# [Exercise]
Where the word "USDJPY" shows up in the entries below, please copy the whole line.

#### Record excerpts

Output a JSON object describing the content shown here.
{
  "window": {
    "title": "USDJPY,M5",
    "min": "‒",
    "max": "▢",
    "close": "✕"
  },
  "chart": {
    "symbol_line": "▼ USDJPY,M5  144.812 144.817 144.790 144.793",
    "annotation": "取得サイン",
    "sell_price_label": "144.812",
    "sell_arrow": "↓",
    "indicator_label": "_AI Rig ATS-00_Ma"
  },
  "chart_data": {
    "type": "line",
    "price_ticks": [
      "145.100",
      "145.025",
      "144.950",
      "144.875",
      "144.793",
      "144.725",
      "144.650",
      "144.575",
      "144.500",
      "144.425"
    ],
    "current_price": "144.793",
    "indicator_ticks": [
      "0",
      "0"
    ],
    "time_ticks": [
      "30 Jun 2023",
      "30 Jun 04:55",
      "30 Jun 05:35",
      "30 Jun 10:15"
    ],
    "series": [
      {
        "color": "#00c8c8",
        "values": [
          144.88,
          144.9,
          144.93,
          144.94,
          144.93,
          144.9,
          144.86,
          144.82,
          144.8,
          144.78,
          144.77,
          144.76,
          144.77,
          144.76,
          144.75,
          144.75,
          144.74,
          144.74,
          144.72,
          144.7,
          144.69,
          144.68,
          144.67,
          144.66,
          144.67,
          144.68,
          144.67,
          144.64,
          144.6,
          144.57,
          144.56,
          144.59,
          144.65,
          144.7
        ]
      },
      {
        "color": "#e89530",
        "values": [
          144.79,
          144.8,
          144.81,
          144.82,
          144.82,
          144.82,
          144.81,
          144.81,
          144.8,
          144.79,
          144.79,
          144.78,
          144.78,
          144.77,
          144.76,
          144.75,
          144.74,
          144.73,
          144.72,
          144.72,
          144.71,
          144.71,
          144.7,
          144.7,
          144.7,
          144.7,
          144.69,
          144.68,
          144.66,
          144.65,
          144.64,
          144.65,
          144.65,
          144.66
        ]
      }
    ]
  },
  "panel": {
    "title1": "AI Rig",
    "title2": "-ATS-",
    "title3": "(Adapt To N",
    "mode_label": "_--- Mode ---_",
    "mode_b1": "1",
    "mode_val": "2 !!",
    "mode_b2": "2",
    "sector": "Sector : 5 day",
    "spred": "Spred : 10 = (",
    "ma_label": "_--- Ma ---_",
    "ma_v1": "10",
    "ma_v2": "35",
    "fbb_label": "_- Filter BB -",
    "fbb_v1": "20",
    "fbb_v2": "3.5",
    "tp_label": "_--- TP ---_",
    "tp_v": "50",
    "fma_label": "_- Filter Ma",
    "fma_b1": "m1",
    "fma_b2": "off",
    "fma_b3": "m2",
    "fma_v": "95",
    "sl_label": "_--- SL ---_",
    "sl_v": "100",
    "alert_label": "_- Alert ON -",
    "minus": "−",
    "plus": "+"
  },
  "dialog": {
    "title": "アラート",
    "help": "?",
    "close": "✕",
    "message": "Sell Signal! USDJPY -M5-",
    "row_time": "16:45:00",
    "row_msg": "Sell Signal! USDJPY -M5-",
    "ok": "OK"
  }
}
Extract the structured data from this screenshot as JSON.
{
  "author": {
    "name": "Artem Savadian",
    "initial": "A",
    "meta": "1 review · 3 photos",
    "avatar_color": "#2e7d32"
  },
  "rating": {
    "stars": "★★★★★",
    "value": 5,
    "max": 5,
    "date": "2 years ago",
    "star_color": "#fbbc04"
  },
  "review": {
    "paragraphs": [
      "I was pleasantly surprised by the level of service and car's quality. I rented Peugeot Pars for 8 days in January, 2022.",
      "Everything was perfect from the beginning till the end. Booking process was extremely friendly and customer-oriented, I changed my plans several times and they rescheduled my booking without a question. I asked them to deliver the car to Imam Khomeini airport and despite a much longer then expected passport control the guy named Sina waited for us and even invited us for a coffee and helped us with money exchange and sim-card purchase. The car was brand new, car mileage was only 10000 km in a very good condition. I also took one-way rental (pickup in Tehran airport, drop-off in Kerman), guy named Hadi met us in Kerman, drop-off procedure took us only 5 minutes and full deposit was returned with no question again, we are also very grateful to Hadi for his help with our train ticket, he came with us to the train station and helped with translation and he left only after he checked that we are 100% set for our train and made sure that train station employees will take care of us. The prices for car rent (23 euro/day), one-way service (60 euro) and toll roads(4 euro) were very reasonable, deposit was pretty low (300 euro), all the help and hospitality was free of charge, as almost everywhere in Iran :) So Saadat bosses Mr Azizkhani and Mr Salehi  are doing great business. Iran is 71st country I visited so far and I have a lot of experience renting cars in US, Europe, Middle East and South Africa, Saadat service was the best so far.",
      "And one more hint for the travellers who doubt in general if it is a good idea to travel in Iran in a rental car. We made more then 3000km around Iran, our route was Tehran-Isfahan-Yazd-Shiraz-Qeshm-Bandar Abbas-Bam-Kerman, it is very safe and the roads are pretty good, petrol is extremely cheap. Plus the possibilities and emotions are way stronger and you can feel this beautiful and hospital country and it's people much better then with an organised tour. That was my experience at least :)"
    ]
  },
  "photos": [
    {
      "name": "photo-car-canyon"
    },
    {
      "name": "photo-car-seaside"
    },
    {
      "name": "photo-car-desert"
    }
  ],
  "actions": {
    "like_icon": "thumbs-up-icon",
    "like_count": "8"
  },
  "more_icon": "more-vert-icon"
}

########

# [Written answer]
    "title": "USDJPY,M5",
    "symbol_line": "▼ USDJPY,M5  144.812 144.817 144.790 144.793",
    "message": "Sell Signal! USDJPY -M5-",
    "row_msg": "Sell Signal! USDJPY -M5-",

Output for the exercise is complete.